## [Task to complete]
Among the entries below, how many lines have the word "ylabel"? Answer only with the number.

## [Records for the task]
★ ★ ★ ★ ★
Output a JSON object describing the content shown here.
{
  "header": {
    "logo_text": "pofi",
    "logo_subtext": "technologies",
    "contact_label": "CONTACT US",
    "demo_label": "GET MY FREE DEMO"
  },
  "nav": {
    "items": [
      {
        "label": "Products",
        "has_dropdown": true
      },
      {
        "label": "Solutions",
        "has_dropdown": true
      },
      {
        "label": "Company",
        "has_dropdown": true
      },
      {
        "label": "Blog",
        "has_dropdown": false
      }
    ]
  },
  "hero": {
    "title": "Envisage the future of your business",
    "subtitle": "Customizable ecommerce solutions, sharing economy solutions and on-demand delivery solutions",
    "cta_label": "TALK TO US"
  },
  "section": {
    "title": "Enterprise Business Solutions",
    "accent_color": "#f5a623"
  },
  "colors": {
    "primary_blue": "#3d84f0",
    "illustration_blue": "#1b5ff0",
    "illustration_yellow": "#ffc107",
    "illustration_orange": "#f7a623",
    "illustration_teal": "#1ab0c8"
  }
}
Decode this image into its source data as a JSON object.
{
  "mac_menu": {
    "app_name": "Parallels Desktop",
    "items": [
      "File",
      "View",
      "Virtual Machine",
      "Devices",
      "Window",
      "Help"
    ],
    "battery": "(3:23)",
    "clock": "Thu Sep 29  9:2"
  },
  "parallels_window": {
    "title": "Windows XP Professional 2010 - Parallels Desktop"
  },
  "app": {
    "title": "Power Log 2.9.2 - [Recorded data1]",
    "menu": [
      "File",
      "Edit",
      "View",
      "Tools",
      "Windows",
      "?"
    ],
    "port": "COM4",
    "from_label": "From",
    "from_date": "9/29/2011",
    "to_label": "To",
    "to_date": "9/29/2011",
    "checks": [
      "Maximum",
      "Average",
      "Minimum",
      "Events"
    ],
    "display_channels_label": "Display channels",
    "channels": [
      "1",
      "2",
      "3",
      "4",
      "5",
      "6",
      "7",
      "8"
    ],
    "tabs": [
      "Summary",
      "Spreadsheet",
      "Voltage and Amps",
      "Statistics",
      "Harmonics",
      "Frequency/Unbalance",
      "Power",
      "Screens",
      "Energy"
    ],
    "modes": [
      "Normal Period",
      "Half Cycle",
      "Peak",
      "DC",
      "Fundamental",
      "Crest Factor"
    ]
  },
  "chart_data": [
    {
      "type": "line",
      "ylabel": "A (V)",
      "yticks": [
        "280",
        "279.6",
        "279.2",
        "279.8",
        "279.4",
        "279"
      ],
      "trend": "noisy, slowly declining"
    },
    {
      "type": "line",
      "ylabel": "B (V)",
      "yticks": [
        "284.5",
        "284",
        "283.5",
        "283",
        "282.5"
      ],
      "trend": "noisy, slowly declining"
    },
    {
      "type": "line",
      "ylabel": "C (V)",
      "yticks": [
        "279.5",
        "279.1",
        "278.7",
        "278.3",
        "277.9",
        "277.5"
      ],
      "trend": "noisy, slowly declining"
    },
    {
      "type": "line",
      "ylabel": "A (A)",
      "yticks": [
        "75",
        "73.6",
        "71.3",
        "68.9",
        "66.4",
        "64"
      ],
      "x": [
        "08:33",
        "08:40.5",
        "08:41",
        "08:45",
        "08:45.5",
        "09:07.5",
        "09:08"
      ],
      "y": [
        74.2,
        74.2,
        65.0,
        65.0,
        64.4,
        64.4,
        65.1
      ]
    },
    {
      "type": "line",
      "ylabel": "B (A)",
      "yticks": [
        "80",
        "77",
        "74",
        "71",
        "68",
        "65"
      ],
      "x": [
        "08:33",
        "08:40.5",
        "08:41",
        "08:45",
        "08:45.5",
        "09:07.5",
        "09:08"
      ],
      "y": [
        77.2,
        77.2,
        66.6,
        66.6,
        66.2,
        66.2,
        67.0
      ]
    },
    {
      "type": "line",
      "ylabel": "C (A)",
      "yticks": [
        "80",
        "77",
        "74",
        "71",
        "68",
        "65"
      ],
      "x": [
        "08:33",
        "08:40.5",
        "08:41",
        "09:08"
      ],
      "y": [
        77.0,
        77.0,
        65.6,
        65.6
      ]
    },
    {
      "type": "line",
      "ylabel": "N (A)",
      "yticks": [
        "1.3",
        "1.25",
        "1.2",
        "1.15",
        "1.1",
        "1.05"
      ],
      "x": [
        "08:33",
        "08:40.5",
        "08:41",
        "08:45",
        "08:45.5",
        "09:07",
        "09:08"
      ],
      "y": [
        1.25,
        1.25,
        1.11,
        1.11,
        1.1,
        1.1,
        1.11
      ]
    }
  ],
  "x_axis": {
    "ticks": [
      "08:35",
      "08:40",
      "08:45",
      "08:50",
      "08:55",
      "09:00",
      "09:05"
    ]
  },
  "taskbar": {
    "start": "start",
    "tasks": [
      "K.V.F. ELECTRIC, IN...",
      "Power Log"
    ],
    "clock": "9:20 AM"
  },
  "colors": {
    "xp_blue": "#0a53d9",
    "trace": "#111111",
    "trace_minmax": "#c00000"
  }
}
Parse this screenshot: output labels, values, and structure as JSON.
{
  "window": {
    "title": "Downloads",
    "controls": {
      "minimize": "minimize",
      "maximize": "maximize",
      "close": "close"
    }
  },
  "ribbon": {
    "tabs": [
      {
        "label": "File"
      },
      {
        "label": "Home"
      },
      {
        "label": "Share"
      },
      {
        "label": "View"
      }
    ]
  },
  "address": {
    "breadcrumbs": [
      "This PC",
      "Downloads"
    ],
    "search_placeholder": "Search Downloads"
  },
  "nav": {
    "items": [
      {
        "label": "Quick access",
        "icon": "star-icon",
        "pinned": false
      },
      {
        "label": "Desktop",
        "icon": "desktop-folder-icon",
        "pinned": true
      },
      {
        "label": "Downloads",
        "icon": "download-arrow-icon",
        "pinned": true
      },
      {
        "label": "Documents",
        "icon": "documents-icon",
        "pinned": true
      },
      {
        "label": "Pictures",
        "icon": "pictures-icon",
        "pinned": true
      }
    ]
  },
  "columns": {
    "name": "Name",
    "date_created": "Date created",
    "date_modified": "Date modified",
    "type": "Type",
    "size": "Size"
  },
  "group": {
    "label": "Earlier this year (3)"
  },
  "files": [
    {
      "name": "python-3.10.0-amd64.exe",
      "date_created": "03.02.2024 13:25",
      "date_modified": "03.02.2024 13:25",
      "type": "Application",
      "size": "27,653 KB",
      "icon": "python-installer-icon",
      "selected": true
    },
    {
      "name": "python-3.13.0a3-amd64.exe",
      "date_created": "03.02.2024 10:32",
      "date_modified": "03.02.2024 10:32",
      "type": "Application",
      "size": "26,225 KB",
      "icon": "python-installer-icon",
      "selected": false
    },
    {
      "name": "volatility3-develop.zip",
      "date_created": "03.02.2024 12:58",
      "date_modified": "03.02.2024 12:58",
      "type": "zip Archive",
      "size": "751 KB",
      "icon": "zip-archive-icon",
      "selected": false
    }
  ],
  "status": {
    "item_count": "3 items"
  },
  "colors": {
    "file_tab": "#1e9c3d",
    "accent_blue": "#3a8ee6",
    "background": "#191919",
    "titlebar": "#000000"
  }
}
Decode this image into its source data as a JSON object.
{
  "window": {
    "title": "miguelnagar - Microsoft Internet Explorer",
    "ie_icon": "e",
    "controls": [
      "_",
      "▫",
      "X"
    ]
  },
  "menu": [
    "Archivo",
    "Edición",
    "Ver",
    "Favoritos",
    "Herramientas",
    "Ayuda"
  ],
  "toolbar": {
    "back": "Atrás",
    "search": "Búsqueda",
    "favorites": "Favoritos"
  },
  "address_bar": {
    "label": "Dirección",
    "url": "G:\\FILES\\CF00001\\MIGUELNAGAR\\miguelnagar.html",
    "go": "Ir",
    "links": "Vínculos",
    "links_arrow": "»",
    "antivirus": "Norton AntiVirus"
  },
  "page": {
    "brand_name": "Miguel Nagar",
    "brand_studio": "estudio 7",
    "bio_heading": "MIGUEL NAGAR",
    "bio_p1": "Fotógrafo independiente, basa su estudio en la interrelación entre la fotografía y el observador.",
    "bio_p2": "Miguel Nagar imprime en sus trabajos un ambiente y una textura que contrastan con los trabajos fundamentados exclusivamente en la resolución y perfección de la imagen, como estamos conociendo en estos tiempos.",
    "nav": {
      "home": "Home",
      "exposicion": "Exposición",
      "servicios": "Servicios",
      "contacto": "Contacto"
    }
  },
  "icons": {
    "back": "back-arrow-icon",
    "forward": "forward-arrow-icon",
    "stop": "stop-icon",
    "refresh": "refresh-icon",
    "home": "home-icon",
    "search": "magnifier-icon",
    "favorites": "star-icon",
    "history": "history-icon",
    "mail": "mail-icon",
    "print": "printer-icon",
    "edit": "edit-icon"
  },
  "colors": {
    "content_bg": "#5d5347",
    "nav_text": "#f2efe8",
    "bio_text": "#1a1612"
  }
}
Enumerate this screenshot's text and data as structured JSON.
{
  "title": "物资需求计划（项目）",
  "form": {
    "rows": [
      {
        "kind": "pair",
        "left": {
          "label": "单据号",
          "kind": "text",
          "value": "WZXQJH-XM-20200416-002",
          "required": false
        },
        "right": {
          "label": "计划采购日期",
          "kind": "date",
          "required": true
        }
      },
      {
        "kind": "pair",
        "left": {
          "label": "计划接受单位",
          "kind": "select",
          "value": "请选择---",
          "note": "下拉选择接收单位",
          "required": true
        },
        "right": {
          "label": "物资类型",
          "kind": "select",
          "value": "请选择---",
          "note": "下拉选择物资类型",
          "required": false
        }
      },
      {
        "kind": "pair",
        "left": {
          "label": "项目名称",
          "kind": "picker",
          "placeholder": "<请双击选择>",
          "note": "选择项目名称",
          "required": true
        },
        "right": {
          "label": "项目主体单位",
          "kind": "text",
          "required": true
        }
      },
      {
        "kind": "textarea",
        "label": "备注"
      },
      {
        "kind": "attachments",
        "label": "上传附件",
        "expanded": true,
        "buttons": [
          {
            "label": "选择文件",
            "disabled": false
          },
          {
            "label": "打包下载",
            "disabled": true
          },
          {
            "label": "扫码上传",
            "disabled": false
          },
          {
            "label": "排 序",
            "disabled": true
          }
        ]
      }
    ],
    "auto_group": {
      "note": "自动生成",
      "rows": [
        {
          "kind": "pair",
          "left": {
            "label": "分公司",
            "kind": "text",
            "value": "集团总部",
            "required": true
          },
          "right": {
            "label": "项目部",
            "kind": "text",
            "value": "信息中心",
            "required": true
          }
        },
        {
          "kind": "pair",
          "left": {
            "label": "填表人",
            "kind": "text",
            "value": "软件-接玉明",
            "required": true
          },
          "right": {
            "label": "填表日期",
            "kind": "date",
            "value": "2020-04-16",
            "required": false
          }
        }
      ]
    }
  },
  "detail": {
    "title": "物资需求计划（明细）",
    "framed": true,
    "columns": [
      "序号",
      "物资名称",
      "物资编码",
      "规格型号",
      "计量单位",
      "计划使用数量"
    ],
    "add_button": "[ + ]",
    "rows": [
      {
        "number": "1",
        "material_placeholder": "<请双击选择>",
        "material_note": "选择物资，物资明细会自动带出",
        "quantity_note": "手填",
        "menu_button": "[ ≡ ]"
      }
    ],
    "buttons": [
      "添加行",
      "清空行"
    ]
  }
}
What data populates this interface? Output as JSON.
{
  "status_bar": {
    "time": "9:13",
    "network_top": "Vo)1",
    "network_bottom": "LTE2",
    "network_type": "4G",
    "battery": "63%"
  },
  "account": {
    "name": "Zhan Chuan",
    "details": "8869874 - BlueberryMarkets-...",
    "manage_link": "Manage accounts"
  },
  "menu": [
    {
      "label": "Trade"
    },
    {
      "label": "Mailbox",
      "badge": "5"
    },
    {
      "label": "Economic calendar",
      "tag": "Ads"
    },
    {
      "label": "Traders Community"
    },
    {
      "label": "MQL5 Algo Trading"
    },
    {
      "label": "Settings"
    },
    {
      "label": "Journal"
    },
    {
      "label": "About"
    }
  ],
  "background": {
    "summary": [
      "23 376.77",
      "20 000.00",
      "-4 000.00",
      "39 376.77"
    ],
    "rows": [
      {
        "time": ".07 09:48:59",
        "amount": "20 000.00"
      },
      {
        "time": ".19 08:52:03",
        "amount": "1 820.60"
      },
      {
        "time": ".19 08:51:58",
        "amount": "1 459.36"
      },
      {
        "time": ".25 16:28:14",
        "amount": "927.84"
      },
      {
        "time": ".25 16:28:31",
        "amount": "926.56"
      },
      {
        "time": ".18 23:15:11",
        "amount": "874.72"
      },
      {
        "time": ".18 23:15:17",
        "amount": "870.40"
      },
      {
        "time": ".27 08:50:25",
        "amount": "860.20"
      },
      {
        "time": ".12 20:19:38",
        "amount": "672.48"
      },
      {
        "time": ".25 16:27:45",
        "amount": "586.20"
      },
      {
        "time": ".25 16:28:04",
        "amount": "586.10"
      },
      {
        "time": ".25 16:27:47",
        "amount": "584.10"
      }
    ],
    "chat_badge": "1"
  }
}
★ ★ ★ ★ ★
## [Solution below]
7